[Interface dataset entries]
══════

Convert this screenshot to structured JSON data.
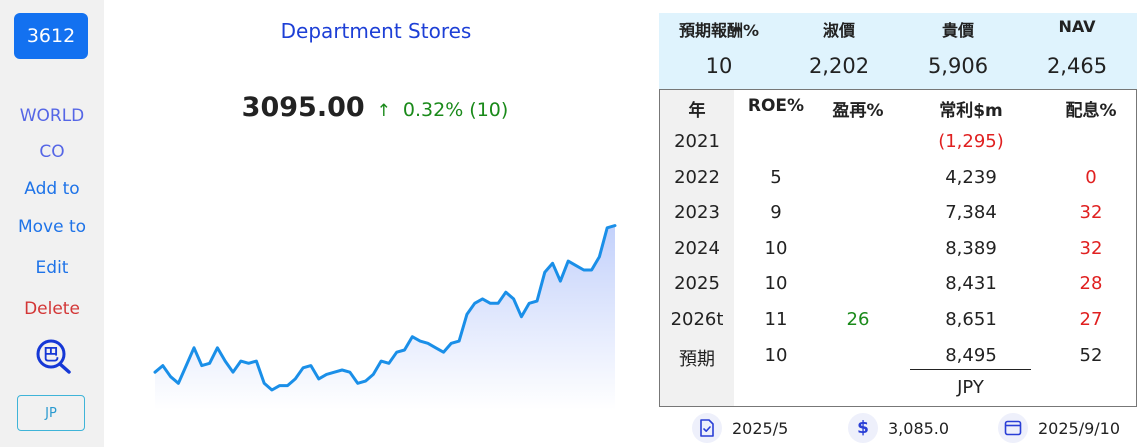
{
  "sidebar": {
    "ticker": "3612",
    "company_line1": "WORLD",
    "company_line2": "CO",
    "add_to": "Add to",
    "move_to": "Move to",
    "edit": "Edit",
    "delete": "Delete",
    "magnifier_icon": "magnifier-ba-icon",
    "magnifier_char": "巴",
    "market_button": "JP"
  },
  "quote": {
    "industry": "Department Stores",
    "price": "3095.00",
    "arrow": "↑",
    "change": "0.32% (10)"
  },
  "chart_data": {
    "type": "area",
    "title": "",
    "xlabel": "",
    "ylabel": "",
    "color": "#1a8fe8",
    "fill_color": "#c9d6fb",
    "values": [
      2670,
      2700,
      2650,
      2620,
      2700,
      2780,
      2700,
      2710,
      2780,
      2720,
      2670,
      2720,
      2710,
      2720,
      2620,
      2590,
      2610,
      2610,
      2640,
      2690,
      2700,
      2640,
      2660,
      2670,
      2680,
      2670,
      2620,
      2630,
      2660,
      2720,
      2710,
      2760,
      2770,
      2830,
      2810,
      2800,
      2780,
      2760,
      2800,
      2810,
      2930,
      2980,
      3000,
      2980,
      2980,
      3030,
      3000,
      2920,
      2980,
      2990,
      3120,
      3160,
      3080,
      3170,
      3150,
      3130,
      3130,
      3190,
      3320,
      3330
    ]
  },
  "summary": {
    "headers": [
      "預期報酬%",
      "淑價",
      "貴價",
      "NAV"
    ],
    "values": [
      "10",
      "2,202",
      "5,906",
      "2,465"
    ]
  },
  "table": {
    "headers": [
      "年",
      "ROE%",
      "盈再%",
      "常利$m",
      "配息%"
    ],
    "rows": [
      {
        "year": "2021",
        "roe": "",
        "reinvest": "",
        "profit": "(1,295)",
        "dividend": ""
      },
      {
        "year": "2022",
        "roe": "5",
        "reinvest": "",
        "profit": "4,239",
        "dividend": "0"
      },
      {
        "year": "2023",
        "roe": "9",
        "reinvest": "",
        "profit": "7,384",
        "dividend": "32"
      },
      {
        "year": "2024",
        "roe": "10",
        "reinvest": "",
        "profit": "8,389",
        "dividend": "32"
      },
      {
        "year": "2025",
        "roe": "10",
        "reinvest": "",
        "profit": "8,431",
        "dividend": "28"
      },
      {
        "year": "2026t",
        "roe": "11",
        "reinvest": "26",
        "profit": "8,651",
        "dividend": "27"
      },
      {
        "year": "預期",
        "roe": "10",
        "reinvest": "",
        "profit": "8,495",
        "dividend": "52"
      }
    ],
    "currency": "JPY"
  },
  "colors": {
    "negative": "#e02020",
    "positive": "#1a8a1a",
    "accent": "#1371f0"
  },
  "footer": {
    "report_icon": "document-check-icon",
    "report_date": "2025/5",
    "price_icon": "dollar-icon",
    "price_symbol": "$",
    "price": "3,085.0",
    "calendar_icon": "calendar-icon",
    "date": "2025/9/10"
  }
}
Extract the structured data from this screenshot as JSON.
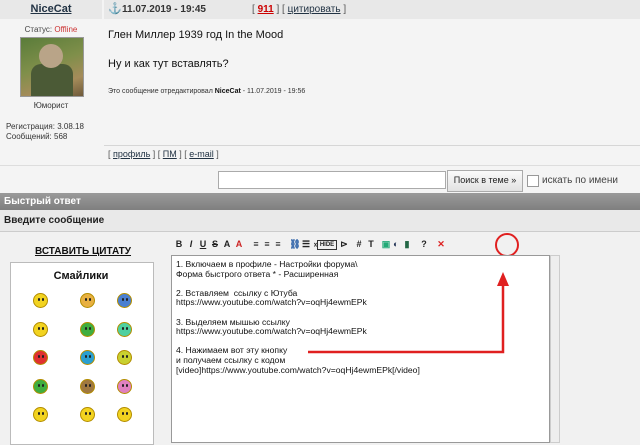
{
  "post": {
    "author": "NiceCat",
    "date": "11.07.2019 - 19:45",
    "number": "911",
    "quote_label": "цитировать",
    "status_label": "Статус:",
    "status_value": "Offline",
    "rank": "Юморист",
    "reg_line": "Регистрация: 3.08.18",
    "msgs_line": "Сообщений: 568",
    "line1": "Глен Миллер 1939 год In the Mood",
    "line2": "Ну и как тут вставлять?",
    "edit_note_prefix": "Это сообщение отредактировал",
    "edit_note_user": "NiceCat",
    "edit_note_suffix": "- 11.07.2019 - 19:56",
    "links": {
      "profile": "профиль",
      "pm": "ПМ",
      "email": "e-mail"
    }
  },
  "search": {
    "value": "",
    "button": "Поиск в теме »",
    "name_checkbox": "искать по имени",
    "name_checked": false
  },
  "quick_reply": {
    "title": "Быстрый ответ",
    "enter_message": "Введите сообщение",
    "insert_quote": "ВСТАВИТЬ ЦИТАТУ",
    "smileys_title": "Смайлики",
    "editor_text": "1. Включаем в профиле - Настройки форума\\\nФорма быстрого ответа * - Расширенная\n\n2. Вставляем  ссылку с Ютуба\nhttps://www.youtube.com/watch?v=oqHj4ewmEPk\n\n3. Выделяем мышью ссылку\nhttps://www.youtube.com/watch?v=oqHj4ewmEPk\n\n4. Нажимаем вот эту кнопку\nи получаем ссылку с кодом\n[video]https://www.youtube.com/watch?v=oqHj4ewmEPk[/video]"
  },
  "toolbar": [
    {
      "name": "bold-button",
      "glyph": "B"
    },
    {
      "name": "italic-button",
      "glyph": "I"
    },
    {
      "name": "underline-button",
      "glyph": "U"
    },
    {
      "name": "strike-button",
      "glyph": "S"
    },
    {
      "name": "font-size-button",
      "glyph": "A"
    },
    {
      "name": "font-color-button",
      "glyph": "A"
    },
    {
      "name": "align-left-button",
      "glyph": "≡"
    },
    {
      "name": "align-center-button",
      "glyph": "≡"
    },
    {
      "name": "align-right-button",
      "glyph": "≡"
    },
    {
      "name": "link-button",
      "glyph": "⛓"
    },
    {
      "name": "list-button",
      "glyph": "☰"
    },
    {
      "name": "quote-button",
      "glyph": "»"
    },
    {
      "name": "hide-button",
      "glyph": "HIDE"
    },
    {
      "name": "code-button",
      "glyph": "⊳"
    },
    {
      "name": "hash-button",
      "glyph": "#"
    },
    {
      "name": "text-button",
      "glyph": "T"
    },
    {
      "name": "image-button",
      "glyph": "▣"
    },
    {
      "name": "flash-button",
      "glyph": "◐"
    },
    {
      "name": "video-button",
      "glyph": "▮"
    },
    {
      "name": "help-button",
      "glyph": "?"
    },
    {
      "name": "close-button",
      "glyph": "✕"
    }
  ],
  "colors": {
    "accent": "#234",
    "highlight_red": "#e02020",
    "header_bar": "#8a8a8a"
  }
}
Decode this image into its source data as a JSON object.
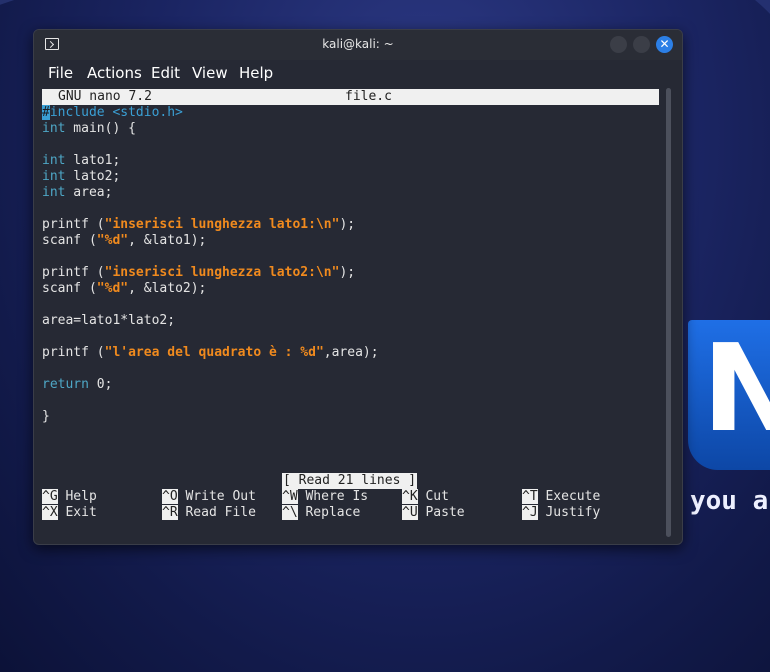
{
  "wallpaper": {
    "logo_letter": "N",
    "quote_tail": "you are"
  },
  "window": {
    "title": "kali@kali: ~",
    "close_symbol": "✕",
    "menu": [
      "File",
      "Actions",
      "Edit",
      "View",
      "Help"
    ]
  },
  "nano": {
    "version": "GNU nano 7.2",
    "filename": "file.c",
    "status": "[ Read 21 lines ]",
    "code": {
      "l1_cursor": "#",
      "l1_rest": "include <stdio.h>",
      "l2_kw": "int",
      "l2_rest": " main() {",
      "l4_kw": "int",
      "l4_rest": " lato1;",
      "l5_kw": "int",
      "l5_rest": " lato2;",
      "l6_kw": "int",
      "l6_rest": " area;",
      "l8_a": "printf (",
      "l8_str": "\"inserisci lunghezza lato1:\\n\"",
      "l8_b": ");",
      "l9_a": "scanf (",
      "l9_str": "\"%d\"",
      "l9_b": ", &lato1);",
      "l11_a": "printf (",
      "l11_str": "\"inserisci lunghezza lato2:\\n\"",
      "l11_b": ");",
      "l12_a": "scanf (",
      "l12_str": "\"%d\"",
      "l12_b": ", &lato2);",
      "l14": "area=lato1*lato2;",
      "l16_a": "printf (",
      "l16_str": "\"l'area del quadrato è : %d\"",
      "l16_b": ",area);",
      "l18_kw": "return",
      "l18_rest": " 0;",
      "l20": "}"
    },
    "shortcuts": [
      {
        "key": "^G",
        "label": "Help"
      },
      {
        "key": "^O",
        "label": "Write Out"
      },
      {
        "key": "^W",
        "label": "Where Is"
      },
      {
        "key": "^K",
        "label": "Cut"
      },
      {
        "key": "^T",
        "label": "Execute"
      },
      {
        "key": "^X",
        "label": "Exit"
      },
      {
        "key": "^R",
        "label": "Read File"
      },
      {
        "key": "^\\",
        "label": "Replace"
      },
      {
        "key": "^U",
        "label": "Paste"
      },
      {
        "key": "^J",
        "label": "Justify"
      }
    ]
  }
}
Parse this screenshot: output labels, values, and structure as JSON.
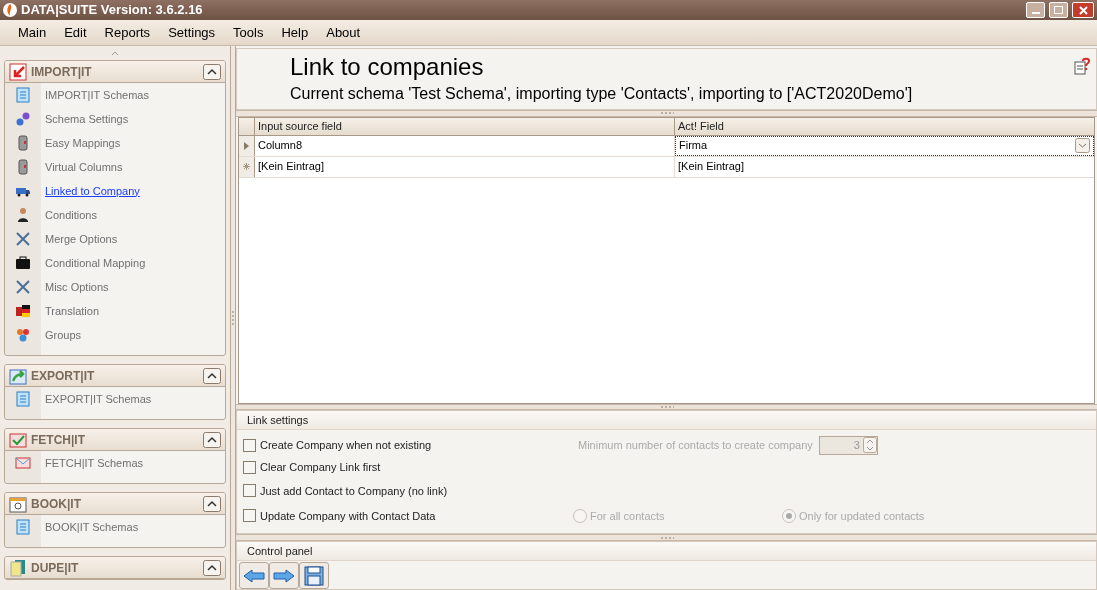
{
  "window": {
    "title": "DATA|SUITE Version: 3.6.2.16"
  },
  "menu": [
    "Main",
    "Edit",
    "Reports",
    "Settings",
    "Tools",
    "Help",
    "About"
  ],
  "sidebar": {
    "groups": [
      {
        "title": "IMPORT|IT",
        "items": [
          {
            "label": "IMPORT|IT Schemas",
            "selected": false
          },
          {
            "label": "Schema Settings",
            "selected": false
          },
          {
            "label": "Easy Mappings",
            "selected": false
          },
          {
            "label": "Virtual Columns",
            "selected": false
          },
          {
            "label": "Linked to Company",
            "selected": true
          },
          {
            "label": "Conditions",
            "selected": false
          },
          {
            "label": "Merge Options",
            "selected": false
          },
          {
            "label": "Conditional Mapping",
            "selected": false
          },
          {
            "label": "Misc Options",
            "selected": false
          },
          {
            "label": "Translation",
            "selected": false
          },
          {
            "label": "Groups",
            "selected": false
          }
        ]
      },
      {
        "title": "EXPORT|IT",
        "items": [
          {
            "label": "EXPORT|IT Schemas",
            "selected": false
          }
        ]
      },
      {
        "title": "FETCH|IT",
        "items": [
          {
            "label": "FETCH|IT Schemas",
            "selected": false
          }
        ]
      },
      {
        "title": "BOOK|IT",
        "items": [
          {
            "label": "BOOK|IT Schemas",
            "selected": false
          }
        ]
      },
      {
        "title": "DUPE|IT"
      }
    ]
  },
  "page": {
    "title": "Link to companies",
    "subtitle": "Current schema 'Test Schema', importing type 'Contacts', importing to ['ACT2020Demo']"
  },
  "grid": {
    "columns": [
      "Input source field",
      "Act! Field"
    ],
    "rows": [
      {
        "kind": "current",
        "cells": [
          "Column8",
          "Firma"
        ]
      },
      {
        "kind": "new",
        "cells": [
          "[Kein Eintrag]",
          "[Kein Eintrag]"
        ]
      }
    ]
  },
  "link_settings": {
    "title": "Link settings",
    "options": [
      {
        "label": "Create Company when not existing",
        "checked": false
      },
      {
        "label": "Clear Company Link first",
        "checked": false
      },
      {
        "label": "Just add Contact to Company (no link)",
        "checked": false
      },
      {
        "label": "Update Company with Contact Data",
        "checked": false
      }
    ],
    "min_contacts": {
      "label": "Minimum number of contacts to create company",
      "value": "3",
      "disabled": true
    },
    "update_scope": {
      "disabled": true,
      "options": [
        {
          "label": "For all contacts",
          "selected": false
        },
        {
          "label": "Only for updated contacts",
          "selected": true
        }
      ]
    }
  },
  "control_panel": {
    "title": "Control panel"
  }
}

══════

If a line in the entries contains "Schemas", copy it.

            "label": "IMPORT|IT Schemas",
            "label": "EXPORT|IT Schemas",
            "label": "FETCH|IT Schemas",
            "label": "BOOK|IT Schemas",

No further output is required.